This led into the area of the “Three Parallel Rivers,” to the Jinsha river valley, which is what the Yangtze is called here in its upper reaches.
Even on this short day trip, it was just crazy interesting!
You can read all about my “discovery” of a perennially-growing golden chilli in/from Tibet over on ChiliCult, but I also wanted to give some more impressions of that area.
The area in question is around Nixi, which is no longer being visited by many tourists.
I only made it there – and only as a day trip – because my research into the chilli had me travelling with a Chinese colleague, in a car we had rented for that very purpose.
Thus, however, we went up along the Jinsha river, the river of “Golden Sand.”
Xinyangcun – Up the Mountain
First, we went in search of a place called Xinyangcun.
I had – how is that for modern times? – heard about it in a TV documentary as the place where that chile pepper was grown…
We did not have to search much for the village; our GPS navigation app led us there without too many issues.
Only, we didn’t exactly trust that the road it had us turn onto was really the road in question.
We were traveling on a major highway, and that was already a mountain road, meandering and with just a single lane in each direction.
Rock face on your right, the valley floor far below on the left.
Now, however, we had to turn off onto a road snaking further up the mountain, just wide enough for a single car.
If anybody had come in the other direction, we had no idea what we would have done. But that view!
In the little village, which turned out to not be the home of that golden chile pepper, an agricultural station was just being built – as one can easily tell from the photo above.
Along the Road to Lhasa
Down, back on the highway, following its course far above the Jinsha River, we found a viewing platform we just had to stop at…
Eventually, we also found one place where the chilli I had been searching for was indeed growing. And it was a fascinating landscape!
Kaizhongshui, Where Golden Chilli Grows
The steep mountain slope falls from the ridge to the Jinsha river far below.
There is little flat ground, which a few houses, scattered here and there, use.
Some paths exist, but they are just barely wide enough for a car.

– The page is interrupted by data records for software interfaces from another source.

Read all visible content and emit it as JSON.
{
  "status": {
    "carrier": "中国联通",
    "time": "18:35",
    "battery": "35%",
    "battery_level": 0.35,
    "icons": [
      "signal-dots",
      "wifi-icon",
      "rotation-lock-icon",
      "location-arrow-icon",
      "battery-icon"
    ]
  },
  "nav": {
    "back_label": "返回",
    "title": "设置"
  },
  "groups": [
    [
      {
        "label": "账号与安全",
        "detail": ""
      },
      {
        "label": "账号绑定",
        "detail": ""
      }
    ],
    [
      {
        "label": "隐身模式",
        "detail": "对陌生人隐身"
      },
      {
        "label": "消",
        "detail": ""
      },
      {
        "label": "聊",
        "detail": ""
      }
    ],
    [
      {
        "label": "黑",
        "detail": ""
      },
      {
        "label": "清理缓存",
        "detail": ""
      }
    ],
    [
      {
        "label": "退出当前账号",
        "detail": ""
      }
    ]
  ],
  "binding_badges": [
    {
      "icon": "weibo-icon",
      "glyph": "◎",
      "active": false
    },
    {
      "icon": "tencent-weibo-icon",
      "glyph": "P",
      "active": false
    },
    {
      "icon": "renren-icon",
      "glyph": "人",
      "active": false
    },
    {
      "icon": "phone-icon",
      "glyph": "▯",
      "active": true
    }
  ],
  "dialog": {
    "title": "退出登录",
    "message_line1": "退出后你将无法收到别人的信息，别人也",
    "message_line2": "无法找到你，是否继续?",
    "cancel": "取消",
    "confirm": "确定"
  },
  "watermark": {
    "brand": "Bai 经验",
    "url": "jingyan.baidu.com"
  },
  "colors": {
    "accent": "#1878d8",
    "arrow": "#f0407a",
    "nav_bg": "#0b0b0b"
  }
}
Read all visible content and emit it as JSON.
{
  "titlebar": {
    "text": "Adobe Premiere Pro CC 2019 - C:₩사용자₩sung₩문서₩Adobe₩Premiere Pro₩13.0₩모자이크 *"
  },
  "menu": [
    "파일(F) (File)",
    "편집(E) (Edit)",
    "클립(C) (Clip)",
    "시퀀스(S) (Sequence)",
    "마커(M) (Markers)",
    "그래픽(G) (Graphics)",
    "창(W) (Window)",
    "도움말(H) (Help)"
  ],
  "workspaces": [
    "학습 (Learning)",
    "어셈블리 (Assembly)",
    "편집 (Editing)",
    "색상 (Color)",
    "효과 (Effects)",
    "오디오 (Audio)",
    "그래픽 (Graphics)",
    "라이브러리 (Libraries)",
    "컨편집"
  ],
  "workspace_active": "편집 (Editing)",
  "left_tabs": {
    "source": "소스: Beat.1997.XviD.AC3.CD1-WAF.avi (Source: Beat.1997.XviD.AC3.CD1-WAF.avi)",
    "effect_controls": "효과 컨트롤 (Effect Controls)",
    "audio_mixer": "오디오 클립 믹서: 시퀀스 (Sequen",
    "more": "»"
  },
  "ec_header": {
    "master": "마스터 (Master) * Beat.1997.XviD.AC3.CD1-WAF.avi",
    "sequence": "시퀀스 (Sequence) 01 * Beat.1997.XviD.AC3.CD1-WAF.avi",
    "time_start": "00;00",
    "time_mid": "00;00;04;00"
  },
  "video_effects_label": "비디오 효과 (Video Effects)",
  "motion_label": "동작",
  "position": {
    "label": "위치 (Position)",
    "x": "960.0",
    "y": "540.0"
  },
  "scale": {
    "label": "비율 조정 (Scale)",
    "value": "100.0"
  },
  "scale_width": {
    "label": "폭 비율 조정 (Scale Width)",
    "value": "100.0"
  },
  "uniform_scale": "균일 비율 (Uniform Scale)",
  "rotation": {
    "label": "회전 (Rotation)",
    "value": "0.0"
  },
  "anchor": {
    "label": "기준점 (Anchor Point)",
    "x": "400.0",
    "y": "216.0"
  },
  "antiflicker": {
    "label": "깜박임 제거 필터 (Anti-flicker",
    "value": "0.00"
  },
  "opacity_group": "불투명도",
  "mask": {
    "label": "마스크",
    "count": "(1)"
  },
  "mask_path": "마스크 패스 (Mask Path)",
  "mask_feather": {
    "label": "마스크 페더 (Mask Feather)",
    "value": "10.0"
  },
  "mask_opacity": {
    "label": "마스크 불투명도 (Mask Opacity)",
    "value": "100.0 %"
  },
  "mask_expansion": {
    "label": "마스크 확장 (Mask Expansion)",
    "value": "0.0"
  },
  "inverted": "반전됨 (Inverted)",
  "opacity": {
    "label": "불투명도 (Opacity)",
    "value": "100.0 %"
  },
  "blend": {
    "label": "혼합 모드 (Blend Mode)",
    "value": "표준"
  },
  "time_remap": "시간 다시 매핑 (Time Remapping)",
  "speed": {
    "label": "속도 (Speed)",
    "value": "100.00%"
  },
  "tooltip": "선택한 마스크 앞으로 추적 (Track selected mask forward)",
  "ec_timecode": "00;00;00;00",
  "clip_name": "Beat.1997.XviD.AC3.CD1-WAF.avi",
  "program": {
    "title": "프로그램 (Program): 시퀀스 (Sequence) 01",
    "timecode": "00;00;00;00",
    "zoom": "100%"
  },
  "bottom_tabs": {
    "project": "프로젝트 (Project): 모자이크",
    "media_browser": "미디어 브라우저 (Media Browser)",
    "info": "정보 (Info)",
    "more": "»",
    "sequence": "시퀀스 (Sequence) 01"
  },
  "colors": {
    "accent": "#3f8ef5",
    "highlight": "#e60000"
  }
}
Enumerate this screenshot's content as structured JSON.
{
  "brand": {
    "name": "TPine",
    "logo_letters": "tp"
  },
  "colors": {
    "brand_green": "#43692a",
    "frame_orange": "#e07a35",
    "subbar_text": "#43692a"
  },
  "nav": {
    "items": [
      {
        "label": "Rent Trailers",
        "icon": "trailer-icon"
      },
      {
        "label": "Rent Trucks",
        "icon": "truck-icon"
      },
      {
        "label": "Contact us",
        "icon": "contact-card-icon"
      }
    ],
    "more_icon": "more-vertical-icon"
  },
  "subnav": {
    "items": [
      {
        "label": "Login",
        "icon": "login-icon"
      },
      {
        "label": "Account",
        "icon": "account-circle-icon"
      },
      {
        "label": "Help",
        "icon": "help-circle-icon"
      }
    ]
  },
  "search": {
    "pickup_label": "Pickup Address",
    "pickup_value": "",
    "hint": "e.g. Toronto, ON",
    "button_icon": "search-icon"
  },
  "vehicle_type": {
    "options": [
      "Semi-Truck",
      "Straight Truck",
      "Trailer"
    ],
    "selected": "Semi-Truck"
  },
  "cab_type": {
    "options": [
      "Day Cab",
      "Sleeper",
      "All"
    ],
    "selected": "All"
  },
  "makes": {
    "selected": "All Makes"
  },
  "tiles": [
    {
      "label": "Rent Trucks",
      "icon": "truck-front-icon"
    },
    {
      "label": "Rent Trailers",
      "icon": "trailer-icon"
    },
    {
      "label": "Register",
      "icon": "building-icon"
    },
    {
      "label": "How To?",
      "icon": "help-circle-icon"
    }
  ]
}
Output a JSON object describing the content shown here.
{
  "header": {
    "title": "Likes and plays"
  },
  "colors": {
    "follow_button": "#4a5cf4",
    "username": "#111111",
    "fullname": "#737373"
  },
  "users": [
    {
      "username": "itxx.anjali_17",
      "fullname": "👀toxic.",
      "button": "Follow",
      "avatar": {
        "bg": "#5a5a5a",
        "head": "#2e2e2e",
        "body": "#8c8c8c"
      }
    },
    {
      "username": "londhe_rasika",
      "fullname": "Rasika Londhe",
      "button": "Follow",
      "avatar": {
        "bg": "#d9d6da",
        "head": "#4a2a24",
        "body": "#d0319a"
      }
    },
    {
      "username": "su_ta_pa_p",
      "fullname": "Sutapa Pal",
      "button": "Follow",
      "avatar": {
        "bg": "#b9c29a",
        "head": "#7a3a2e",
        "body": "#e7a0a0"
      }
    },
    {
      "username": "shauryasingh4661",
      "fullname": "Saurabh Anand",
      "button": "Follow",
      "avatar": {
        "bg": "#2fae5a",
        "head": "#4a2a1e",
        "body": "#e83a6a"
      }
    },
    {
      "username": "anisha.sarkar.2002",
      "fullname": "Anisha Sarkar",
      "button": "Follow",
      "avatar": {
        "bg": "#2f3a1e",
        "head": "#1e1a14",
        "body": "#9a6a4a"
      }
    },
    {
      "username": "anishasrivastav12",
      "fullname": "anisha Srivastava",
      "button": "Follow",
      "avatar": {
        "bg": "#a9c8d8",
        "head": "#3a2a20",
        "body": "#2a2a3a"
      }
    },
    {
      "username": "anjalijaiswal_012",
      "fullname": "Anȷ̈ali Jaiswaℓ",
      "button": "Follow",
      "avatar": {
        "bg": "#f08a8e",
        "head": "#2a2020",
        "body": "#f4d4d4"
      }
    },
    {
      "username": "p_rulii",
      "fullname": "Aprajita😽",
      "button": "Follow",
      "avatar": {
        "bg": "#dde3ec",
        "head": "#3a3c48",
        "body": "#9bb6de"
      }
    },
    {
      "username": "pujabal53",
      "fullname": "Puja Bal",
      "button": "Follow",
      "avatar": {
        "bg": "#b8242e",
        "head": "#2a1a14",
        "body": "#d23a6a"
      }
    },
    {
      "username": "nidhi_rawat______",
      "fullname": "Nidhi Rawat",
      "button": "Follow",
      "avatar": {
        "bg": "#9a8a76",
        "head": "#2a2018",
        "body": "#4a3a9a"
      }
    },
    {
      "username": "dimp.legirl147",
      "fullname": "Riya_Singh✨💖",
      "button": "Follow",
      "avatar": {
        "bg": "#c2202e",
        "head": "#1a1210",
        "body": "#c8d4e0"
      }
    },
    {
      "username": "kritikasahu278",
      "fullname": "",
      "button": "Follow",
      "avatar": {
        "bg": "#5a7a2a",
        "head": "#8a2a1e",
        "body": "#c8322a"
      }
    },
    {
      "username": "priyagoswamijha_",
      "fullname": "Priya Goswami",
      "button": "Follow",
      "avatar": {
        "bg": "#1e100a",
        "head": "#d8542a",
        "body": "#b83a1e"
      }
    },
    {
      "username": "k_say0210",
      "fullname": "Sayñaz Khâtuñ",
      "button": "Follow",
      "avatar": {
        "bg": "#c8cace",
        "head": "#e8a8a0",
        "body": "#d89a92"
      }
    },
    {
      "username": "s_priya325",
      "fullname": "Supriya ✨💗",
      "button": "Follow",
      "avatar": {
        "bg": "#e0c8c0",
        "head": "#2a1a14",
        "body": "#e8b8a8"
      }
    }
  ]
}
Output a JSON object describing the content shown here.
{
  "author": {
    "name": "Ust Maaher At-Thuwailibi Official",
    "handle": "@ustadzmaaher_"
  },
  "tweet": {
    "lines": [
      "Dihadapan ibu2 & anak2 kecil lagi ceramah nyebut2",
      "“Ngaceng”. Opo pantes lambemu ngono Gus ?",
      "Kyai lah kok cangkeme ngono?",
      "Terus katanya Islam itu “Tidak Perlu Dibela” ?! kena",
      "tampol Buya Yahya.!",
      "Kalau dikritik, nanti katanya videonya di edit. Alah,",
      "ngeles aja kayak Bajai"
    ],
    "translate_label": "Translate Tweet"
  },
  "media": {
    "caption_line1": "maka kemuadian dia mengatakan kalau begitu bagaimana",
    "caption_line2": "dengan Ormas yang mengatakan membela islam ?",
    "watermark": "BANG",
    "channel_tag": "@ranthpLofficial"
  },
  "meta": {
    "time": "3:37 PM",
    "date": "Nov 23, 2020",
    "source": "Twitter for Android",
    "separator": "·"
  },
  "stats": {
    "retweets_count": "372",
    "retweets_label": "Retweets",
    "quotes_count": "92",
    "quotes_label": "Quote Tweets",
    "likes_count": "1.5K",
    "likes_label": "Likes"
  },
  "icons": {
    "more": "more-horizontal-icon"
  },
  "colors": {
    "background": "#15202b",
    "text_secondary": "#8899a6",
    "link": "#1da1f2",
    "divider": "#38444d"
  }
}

At least they connect the highway to Lhasa and the houses – but could you even call this a village?
Farther away still, which also means quite a scramble down (and back up again), there were fields.
Corn was recognizable, pumpkins… and chilli?
How anyone could possibly make a living there is hard to fathom. But people live there, and they were nice.
My Chinese colleague had just about as many issues communicating as I had; the people we met almost only spoke Tibetan. They were still welcoming, and I was able to find the chilli I was looking for – and more.
But, among the plants growing there was also quite a bit of a mugwort… which was in full bloom.
Just the kind of mugwort which I am quite allergic to. That part, I could have done without; I was sneezing and sniffling and increasingly getting in trouble with my eyes.
That, too, can be a part of going into the world for microexploration…
The area was fantastic to see, anyways – and there’s one more thing one should know about this part of China…
Tough Life – Long History of Settlement
Far away from anything and hard to eke out a living as it is, the region does not exactly seem like anywhere that people should have been living for long.
Nixi, however, is where some of the oldest pottery tradition in China can be found.
Nixi Tibetan black pottery is still being made – or rather, has been revitalized in recent decades and declared a national cultural heritage.
Its tradition goes back at least 1200 years.
Out of this world – and A WeChat Away
Now, you only need to travel here on the highway to come past shops selling such wares – and while you do, imagine living here, now or more than a thousand years ago, making pots and growing crops and vegetables (and probably, herding some yaks) for your subsistence.
The environments that humans can live in!
And how strange it is, nowadays.
On the one hand, such an interesting kind of produce as this golden chilli is basically non-existent in any public record.
Even on the seemingly almighty world wide web, there is nary a trace of it.
On the other hand, people have started to try and market it – and they can be reached by smartphone messenger app Wechat; they are just a message away!